Patient may be asymptomatic and Hyponatremia is incidentally found in ER on Routine Lab work. Or may have altered mental status. Lot of times, patients are either dehydrated (Diarrhea, vomiting, not drinking enough water) due to acute illness from other infections or have SIADH or are on HCTZ. Other patients could be having Cirrhosis, CHF, Hypothyroidism, malnutrition, using NSAIDS etc.
ER: Routine Labs (CBC, CMP, PT, PTT, EKG, CXR)
CT Head-if altered mental status (to rule out other problems)
If Na level is low enough with neurological symptoms, patient goes to ICU usually 120 and below with altered mental status
Others go to either Med-surg or Telemetry depending on severity and other comorbidities
Always look for Pseudohyponatremia-‘high GLP‘ –>Glucose (DKA), elevated Lipids, elevated Proteins.
Neuro-assessment q 4hrs
IV Fluids if patient is dehydrated vs Fluid Restriction (if you suspect SIADH)
Check Mg, P at least once
BMP every 4-6hrs so IV fluids can be stopped as soon as Na is correcting close to 8meq in 24hr period.
Nephrology evaluation for severe hyponatremia or if hyponatremia does not improve by the next day.
Tests to order: Serum Osmolality, Urine Osmolality, Urine Sodium, TSH, Uric Acid, Cortisol, Lipid panel
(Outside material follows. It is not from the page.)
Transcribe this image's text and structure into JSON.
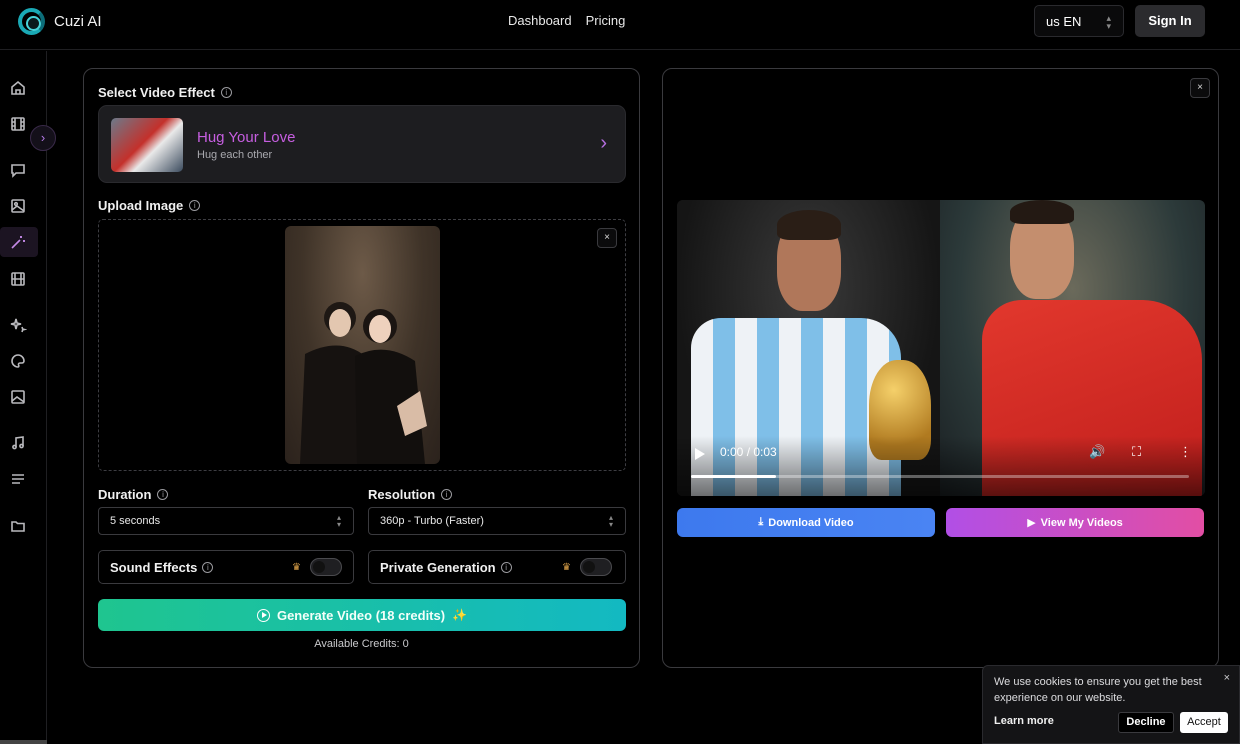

Do not correct more than 12 MEQ per day. Aim to correct Na by 8 per day (*Prevent Central Pontine Myelinolysis)
Sodium Chloride tablets 1g PO BID/TID.
Urea [URE-NA] Power Packet 15g PO TID
Sodium Bicarbonate PO or IV drip can be given if HCO3 is low [Metabolic Acidosis].
Usually the patients are from a facility like a NH, ECF, or are living alone and were lying on floor without help for several hours to few days. Rarely you may see Diabetes Insipidus patient.
As usual, always give Normal Saline IV if patient is hypotensive or else Give IV fluids like 1/2 NS, D5W if BP is normal.
The most important point is -Do not correct the above two too quickly.
Na may go up if you keep giving NS to a patient for days together in which case, stop IV NS and monitor or given some 1/2 NS.